When we do this work in with students in Kindergarten-fifth grade, a little background and build up is needed.


- First, you can ask for student's (and family member's) pronouns privately during home visits or 1:1 meetings before school begins. You can say something simple like "When you talk about me and use my name, you'll say 'Ms. _____ is my teacher.' When you're not saying my name, the little words you will use instead are 'she' and 'her'. So you might say 'She is my teacher, her hair is short.' When I'm not saying your name, what little words would you like me to use? Those are called your pronouns!"

You can record these pronouns on a simple form next to the child's name on record and the name they wish to be called at school. If you sense that there is not agreement about the child's name or pronouns from their caregivers, it is okay to follow up with the student privately later, asking specifically what they would like to be called at school.

We would recommend having these conversations 1:1 with elementary age students instead of having them fill out a form so that you can explain terms and help them understand what you mean. Remember that it is ok for children not to know their pronouns, or to have them change! Keep reading to find ideas for how to help kids understand pronouns.


- Then, you will want to follow up with books that explicitly teach about pronouns or simply normalize the use of non-binary pronouns.

These three texts are foundational and could be read in this order:

They, She, He, Me: Free to Be by Maya and Matthew

They, She, He, Me, Easy as ABC by Maya and Matthew

What Are Your Words? A Book About Pronouns by Katherine Locke


The next texts either explicitly discuss pronouns or simply weave in they/them pronouns in ways that can help your or your students practice using them:

Neither by Airlie Anderson (this is an excellent book to help children understand why people use pronouns other than he/him and she/her)

From The Stars In The Sky To The Fish in The Sea by Kai Cheng Thom

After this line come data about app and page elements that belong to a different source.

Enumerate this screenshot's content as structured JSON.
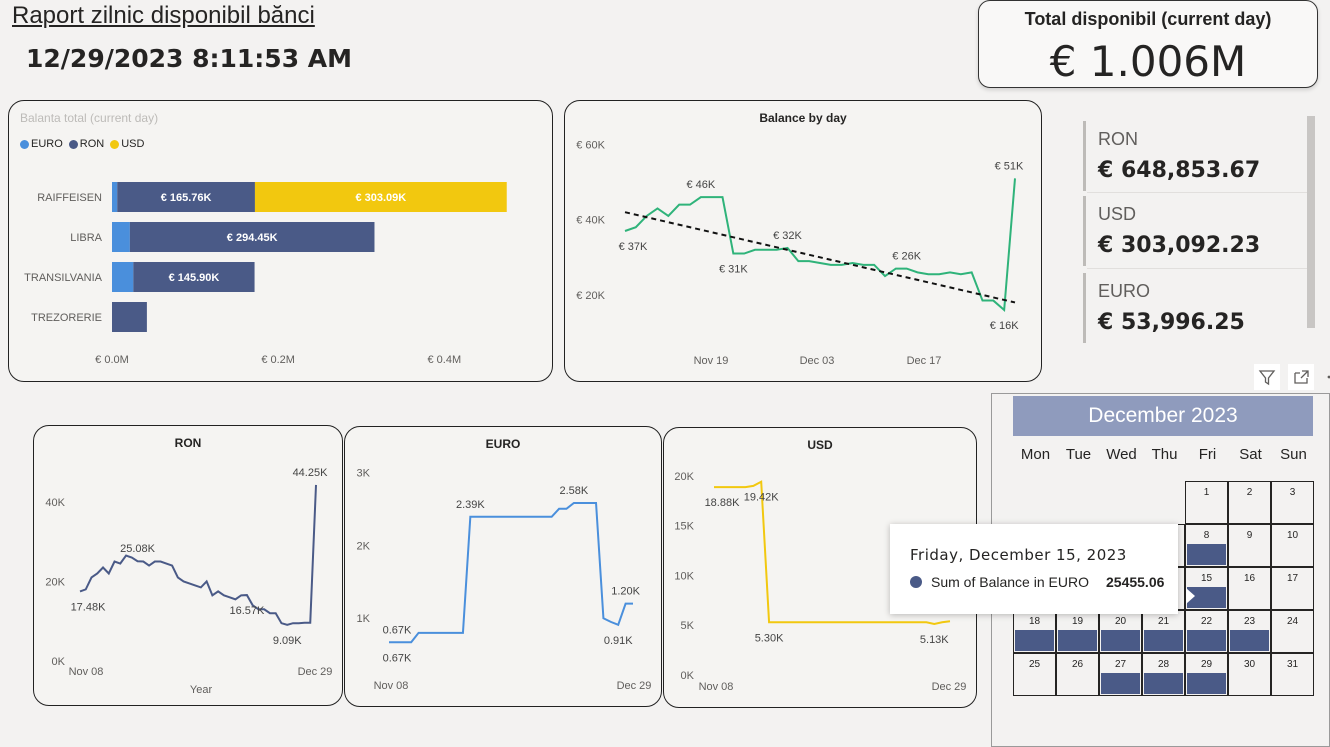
{
  "header": {
    "title": "Raport zilnic disponibil bănci",
    "datetime": "12/29/2023 8:11:53 AM"
  },
  "kpi": {
    "title": "Total disponibil (current day)",
    "value": "€ 1.006M"
  },
  "cards": [
    {
      "label": "RON",
      "value": "€ 648,853.67"
    },
    {
      "label": "USD",
      "value": "€ 303,092.23"
    },
    {
      "label": "EURO",
      "value": "€ 53,996.25"
    }
  ],
  "colors": {
    "euro": "#4a8fdc",
    "ron": "#4a5a87",
    "usd": "#f2c80f",
    "green": "#2fb37a"
  },
  "bank_chart": {
    "title": "Balanta total (current day)",
    "legend": [
      {
        "name": "EURO",
        "color": "#4a8fdc"
      },
      {
        "name": "RON",
        "color": "#4a5a87"
      },
      {
        "name": "USD",
        "color": "#f2c80f"
      }
    ],
    "ticks": [
      "€ 0.0M",
      "€ 0.2M",
      "€ 0.4M"
    ]
  },
  "chart_data": [
    {
      "type": "bar",
      "title": "Balanta total (current day)",
      "orientation": "horizontal",
      "stacked": true,
      "categories": [
        "RAIFFEISEN",
        "LIBRA",
        "TRANSILVANIA",
        "TREZORERIE"
      ],
      "series": [
        {
          "name": "EURO",
          "values": [
            6300,
            21500,
            25700,
            0
          ],
          "labels": [
            "",
            "",
            "",
            ""
          ]
        },
        {
          "name": "RON",
          "values": [
            165760,
            294450,
            145900,
            42000
          ],
          "labels": [
            "€ 165.76K",
            "€ 294.45K",
            "€ 145.90K",
            ""
          ]
        },
        {
          "name": "USD",
          "values": [
            303090,
            0,
            0,
            0
          ],
          "labels": [
            "€ 303.09K",
            "",
            "",
            ""
          ]
        }
      ],
      "xlim": [
        0,
        0.52
      ],
      "xticks": [
        {
          "v": 0,
          "t": "€ 0.0M"
        },
        {
          "v": 0.2,
          "t": "€ 0.2M"
        },
        {
          "v": 0.4,
          "t": "€ 0.4M"
        }
      ],
      "legend": "top-left"
    },
    {
      "type": "line",
      "title": "Balance by day",
      "x": [
        "Nov 08",
        "Nov 09",
        "Nov 10",
        "Nov 13",
        "Nov 14",
        "Nov 15",
        "Nov 16",
        "Nov 17",
        "Nov 20",
        "Nov 21",
        "Nov 22",
        "Nov 23",
        "Nov 24",
        "Nov 27",
        "Nov 28",
        "Nov 29",
        "Nov 30",
        "Dec 01",
        "Dec 04",
        "Dec 05",
        "Dec 06",
        "Dec 07",
        "Dec 08",
        "Dec 11",
        "Dec 12",
        "Dec 13",
        "Dec 14",
        "Dec 15",
        "Dec 18",
        "Dec 19",
        "Dec 20",
        "Dec 21",
        "Dec 22",
        "Dec 27",
        "Dec 28",
        "Dec 29"
      ],
      "values": [
        37,
        38,
        41,
        43,
        41,
        44,
        44,
        46,
        46,
        46,
        31,
        31,
        32,
        32,
        32,
        32.5,
        29,
        29,
        28.5,
        28,
        28,
        28.5,
        28,
        28,
        25,
        27,
        27,
        26,
        25.5,
        25.5,
        26,
        25.5,
        26,
        18.5,
        18.5,
        16
      ],
      "series_color": "#2fb37a",
      "yticks": [
        {
          "v": 20,
          "t": "€ 20K"
        },
        {
          "v": 40,
          "t": "€ 40K"
        },
        {
          "v": 60,
          "t": "€ 60K"
        }
      ],
      "ylim": [
        12,
        62
      ],
      "xticks": [
        "Nov 19",
        "Dec 03",
        "Dec 17"
      ],
      "data_labels": [
        {
          "i": 0,
          "t": "€ 37K",
          "pos": "below"
        },
        {
          "i": 7,
          "t": "€ 46K",
          "pos": "above"
        },
        {
          "i": 10,
          "t": "€ 31K",
          "pos": "below"
        },
        {
          "i": 15,
          "t": "€ 32K",
          "pos": "above"
        },
        {
          "i": 26,
          "t": "€ 26K",
          "pos": "above"
        },
        {
          "i": 35,
          "t": "€ 16K",
          "pos": "below"
        },
        {
          "i": 36,
          "t": "€ 51K",
          "pos": "above"
        }
      ],
      "trendline": [
        42,
        18
      ]
    },
    {
      "type": "line",
      "title": "RON",
      "xticks": [
        "Nov 08",
        "Dec 29"
      ],
      "xlabel": "Year",
      "values": [
        17.48,
        18,
        21,
        22,
        23.5,
        22,
        25,
        24.5,
        26.5,
        26,
        25.08,
        25,
        24,
        25,
        25,
        24.5,
        24,
        21,
        20,
        19.5,
        19,
        18.5,
        20,
        16.5,
        17.5,
        16.5,
        16,
        15.5,
        16.5,
        16.57,
        14,
        13,
        13,
        12,
        12,
        9.5,
        9.09,
        9.5,
        9.5,
        9.6,
        9.6,
        44.25
      ],
      "series_color": "#4a5a87",
      "yticks": [
        {
          "v": 0,
          "t": "0K"
        },
        {
          "v": 20,
          "t": "20K"
        },
        {
          "v": 40,
          "t": "40K"
        }
      ],
      "ylim": [
        0,
        47
      ],
      "data_labels": [
        {
          "i": 0,
          "t": "17.48K",
          "pos": "below"
        },
        {
          "i": 10,
          "t": "25.08K",
          "pos": "above"
        },
        {
          "i": 29,
          "t": "16.57K",
          "pos": "below"
        },
        {
          "i": 36,
          "t": "9.09K",
          "pos": "below"
        },
        {
          "i": 41,
          "t": "44.25K",
          "pos": "above"
        }
      ]
    },
    {
      "type": "line",
      "title": "EURO",
      "xticks": [
        "Nov 08",
        "Dec 29"
      ],
      "values": [
        0.67,
        0.67,
        0.67,
        0.67,
        0.8,
        0.8,
        0.8,
        0.8,
        0.8,
        0.8,
        0.8,
        2.39,
        2.39,
        2.39,
        2.39,
        2.39,
        2.39,
        2.39,
        2.39,
        2.39,
        2.39,
        2.39,
        2.39,
        2.5,
        2.5,
        2.58,
        2.58,
        2.58,
        2.58,
        1.0,
        0.95,
        0.91,
        1.2,
        1.2
      ],
      "series_color": "#4a8fdc",
      "yticks": [
        {
          "v": 1,
          "t": "1K"
        },
        {
          "v": 2,
          "t": "2K"
        },
        {
          "v": 3,
          "t": "3K"
        }
      ],
      "ylim": [
        0.4,
        3.1
      ],
      "data_labels": [
        {
          "i": 0,
          "t": "0.67K",
          "pos": "above"
        },
        {
          "i": 0,
          "t": "0.67K",
          "pos": "below"
        },
        {
          "i": 11,
          "t": "2.39K",
          "pos": "above"
        },
        {
          "i": 25,
          "t": "2.58K",
          "pos": "above"
        },
        {
          "i": 31,
          "t": "0.91K",
          "pos": "below"
        },
        {
          "i": 32,
          "t": "1.20K",
          "pos": "above"
        }
      ]
    },
    {
      "type": "line",
      "title": "USD",
      "xticks": [
        "Nov 08",
        "Dec 29"
      ],
      "values": [
        18.88,
        18.88,
        18.88,
        18.88,
        18.88,
        19,
        19.42,
        5.3,
        5.3,
        5.3,
        5.3,
        5.3,
        5.3,
        5.3,
        5.3,
        5.3,
        5.3,
        5.3,
        5.3,
        5.3,
        5.3,
        5.3,
        5.3,
        5.3,
        5.3,
        5.3,
        5.3,
        5.3,
        5.13,
        5.3,
        5.4
      ],
      "series_color": "#f2c80f",
      "yticks": [
        {
          "v": 0,
          "t": "0K"
        },
        {
          "v": 5,
          "t": "5K"
        },
        {
          "v": 10,
          "t": "10K"
        },
        {
          "v": 15,
          "t": "15K"
        },
        {
          "v": 20,
          "t": "20K"
        }
      ],
      "ylim": [
        0,
        21
      ],
      "data_labels": [
        {
          "i": 0,
          "t": "18.88K",
          "pos": "below"
        },
        {
          "i": 6,
          "t": "19.42K",
          "pos": "below"
        },
        {
          "i": 7,
          "t": "5.30K",
          "pos": "below"
        },
        {
          "i": 28,
          "t": "5.13K",
          "pos": "below"
        }
      ]
    }
  ],
  "calendar": {
    "month": "December 2023",
    "weekdays": [
      "Mon",
      "Tue",
      "Wed",
      "Thu",
      "Fri",
      "Sat",
      "Sun"
    ],
    "weeks": [
      [
        "",
        "",
        "",
        "",
        "1",
        "2",
        "3"
      ],
      [
        "4",
        "5",
        "6",
        "7",
        "8",
        "9",
        "10"
      ],
      [
        "11",
        "12",
        "13",
        "14",
        "15",
        "16",
        "17"
      ],
      [
        "18",
        "19",
        "20",
        "21",
        "22",
        "23",
        "24"
      ],
      [
        "25",
        "26",
        "27",
        "28",
        "29",
        "30",
        "31"
      ]
    ],
    "filled": {
      "8": 1,
      "15": 1,
      "18": 1,
      "19": 1,
      "20": 1,
      "21": 1,
      "22": 1,
      "23": 1,
      "27": 1,
      "28": 1,
      "29": 1
    }
  },
  "tooltip": {
    "date": "Friday, December 15, 2023",
    "series": "Sum of Balance in EURO",
    "value": "25455.06"
  }
}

Peanut Goes For The Gold by Jonathan Van Ness

When Aidan Became A Brother by Kyle Lukoff

It Feels Good to Be Yourself by Theresa Thorn

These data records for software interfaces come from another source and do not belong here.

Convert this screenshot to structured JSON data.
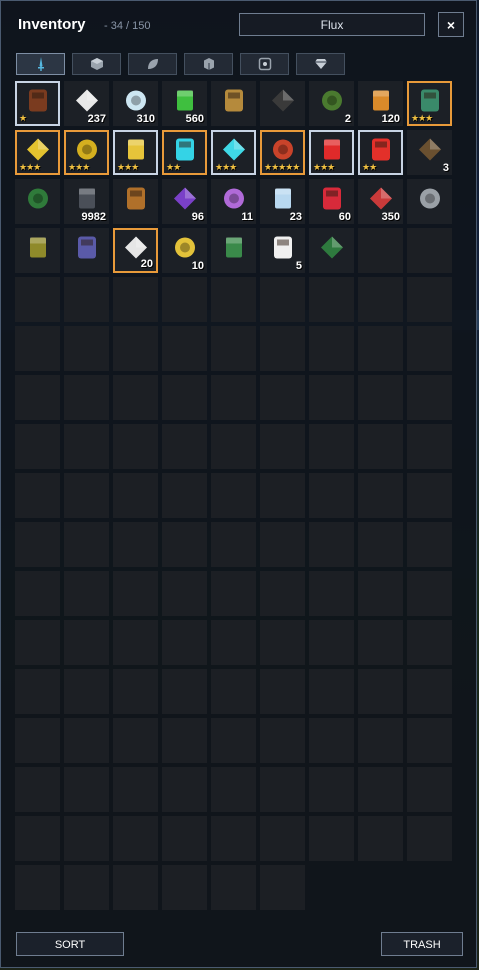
{
  "header": {
    "title": "Inventory",
    "count": "- 34 / 150",
    "search_value": "Flux",
    "close_label": "×"
  },
  "tabs": [
    {
      "name": "weapons",
      "icon": "sword-icon",
      "active": true
    },
    {
      "name": "blocks",
      "icon": "block-icon",
      "active": false
    },
    {
      "name": "materials",
      "icon": "leaf-icon",
      "active": false
    },
    {
      "name": "costumes",
      "icon": "cube-icon",
      "active": false
    },
    {
      "name": "gems",
      "icon": "socket-icon",
      "active": false
    },
    {
      "name": "special",
      "icon": "diamond-icon",
      "active": false
    }
  ],
  "items": [
    {
      "name": "backpack",
      "qty": "",
      "rarity": "rare",
      "stars": "★",
      "color": "#7a3b1f"
    },
    {
      "name": "cake",
      "qty": "237",
      "rarity": "",
      "stars": "",
      "color": "#e8e8e8"
    },
    {
      "name": "ice-crystals",
      "qty": "310",
      "rarity": "",
      "stars": "",
      "color": "#cde6f2"
    },
    {
      "name": "vine",
      "qty": "560",
      "rarity": "",
      "stars": "",
      "color": "#3fbf3f"
    },
    {
      "name": "trophy",
      "qty": "",
      "rarity": "",
      "stars": "",
      "color": "#b58a3c"
    },
    {
      "name": "bow-tie",
      "qty": "",
      "rarity": "",
      "stars": "",
      "color": "#3a3a3a"
    },
    {
      "name": "mount",
      "qty": "2",
      "rarity": "",
      "stars": "",
      "color": "#4a7a2f"
    },
    {
      "name": "glider",
      "qty": "120",
      "rarity": "",
      "stars": "",
      "color": "#d98a2a"
    },
    {
      "name": "dragon-egg",
      "qty": "",
      "rarity": "epic",
      "stars": "★★★",
      "color": "#3a8a6a"
    },
    {
      "name": "gold-mask",
      "qty": "",
      "rarity": "epic",
      "stars": "★★★",
      "color": "#e3c22f"
    },
    {
      "name": "gold-helmet",
      "qty": "",
      "rarity": "epic",
      "stars": "★★★",
      "color": "#d4af1f"
    },
    {
      "name": "gold-armor",
      "qty": "",
      "rarity": "rare",
      "stars": "★★★",
      "color": "#e6c43a"
    },
    {
      "name": "cyan-flag",
      "qty": "",
      "rarity": "epic",
      "stars": "★★",
      "color": "#34d3e6"
    },
    {
      "name": "cyan-helmet",
      "qty": "",
      "rarity": "rare",
      "stars": "★★★",
      "color": "#3fd9e6"
    },
    {
      "name": "red-shield",
      "qty": "",
      "rarity": "epic",
      "stars": "★★★★★",
      "color": "#c9432a"
    },
    {
      "name": "red-helmet",
      "qty": "",
      "rarity": "rare",
      "stars": "★★★",
      "color": "#e02a2a"
    },
    {
      "name": "red-armor",
      "qty": "",
      "rarity": "rare",
      "stars": "★★",
      "color": "#e3302a"
    },
    {
      "name": "staff",
      "qty": "3",
      "rarity": "",
      "stars": "",
      "color": "#6a5030"
    },
    {
      "name": "wand",
      "qty": "",
      "rarity": "",
      "stars": "",
      "color": "#2f7a3a"
    },
    {
      "name": "ore",
      "qty": "9982",
      "rarity": "",
      "stars": "",
      "color": "#4a4f58"
    },
    {
      "name": "portal-ring",
      "qty": "",
      "rarity": "",
      "stars": "",
      "color": "#b0702a"
    },
    {
      "name": "purple-key",
      "qty": "96",
      "rarity": "",
      "stars": "",
      "color": "#7a40c8"
    },
    {
      "name": "shards",
      "qty": "11",
      "rarity": "",
      "stars": "",
      "color": "#b06ad8"
    },
    {
      "name": "crystal-key",
      "qty": "23",
      "rarity": "",
      "stars": "",
      "color": "#b8d8f0"
    },
    {
      "name": "potion",
      "qty": "60",
      "rarity": "",
      "stars": "",
      "color": "#d82a3a"
    },
    {
      "name": "flask",
      "qty": "350",
      "rarity": "",
      "stars": "",
      "color": "#c93a3a"
    },
    {
      "name": "barrel",
      "qty": "",
      "rarity": "",
      "stars": "",
      "color": "#9aa0a6"
    },
    {
      "name": "gold-key",
      "qty": "",
      "rarity": "",
      "stars": "",
      "color": "#8f8a2a"
    },
    {
      "name": "rune-stone",
      "qty": "",
      "rarity": "",
      "stars": "",
      "color": "#5a5aa8"
    },
    {
      "name": "trophy-parts",
      "qty": "20",
      "rarity": "epic",
      "stars": "",
      "color": "#e6e6e6"
    },
    {
      "name": "yellow-chest",
      "qty": "10",
      "rarity": "",
      "stars": "",
      "color": "#e3c23a"
    },
    {
      "name": "green-lamp",
      "qty": "",
      "rarity": "",
      "stars": "",
      "color": "#3a8a4a"
    },
    {
      "name": "cloud-flower",
      "qty": "5",
      "rarity": "",
      "stars": "",
      "color": "#f0f0f0"
    },
    {
      "name": "clover",
      "qty": "",
      "rarity": "",
      "stars": "",
      "color": "#2e7a3e"
    }
  ],
  "buttons": {
    "sort": "SORT",
    "trash": "TRASH"
  }
}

- Next, you might consider having a class pet, stuffed animal, or mascot. You can intentionally introduce this item mentioning their pronouns explicitly: "This is our class puppy Sequoia. When we aren't saying Sequoia's name, we will use the little word 'they', like this 'They have light brown fur and dark brown ears.' We will also use the little word 'their', like this 'Their paws have spots on them! Sequoia's pronouns are they and them.'

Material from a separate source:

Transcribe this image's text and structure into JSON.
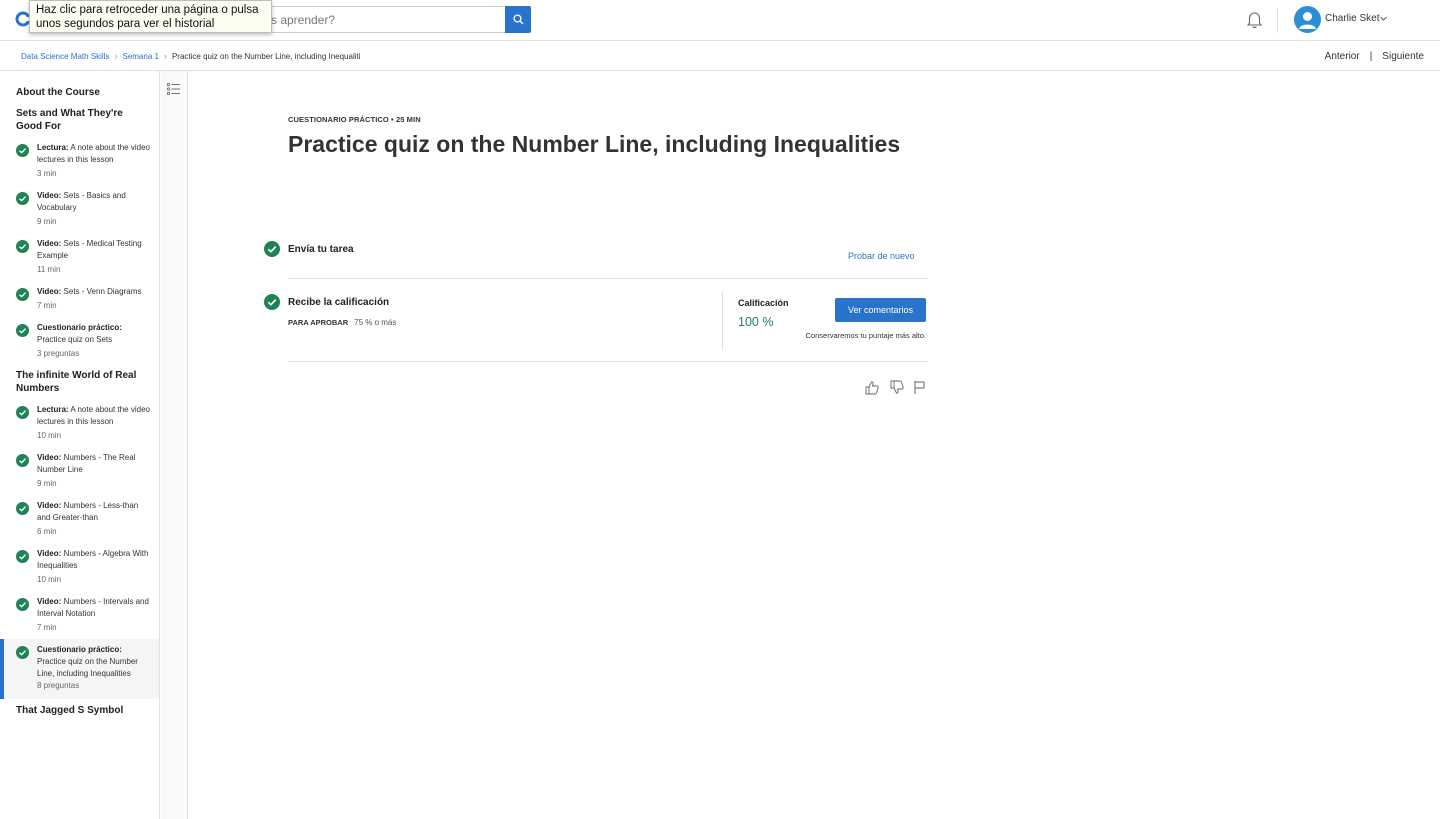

During distance learning, this is the form Katy sent to her students to fill out. They actually filled out pronouns for their puppies before disclosing their own, which provided great opportunities for discussions. It is okay to use children's names until you know their pronouns!


- Finally, you can work together to make a class pronoun book. Students can be invited to share their pronouns, but not required (they can always simply use their names). In K-1 classrooms, this might look like each child drawing a picture of themselves and writing their pronouns underneath. In 2nd-3rd grade classrooms, this might look like students interviewing each other and writing a page about their partner, like "This is Ava. They love to swim." In 4th/5th grade, this might look like students creating identity maps and choosing whether or not to share them with the teacher or the entire class.













This foundational work will set the stage for a year where students feel safe, seen and affirmed.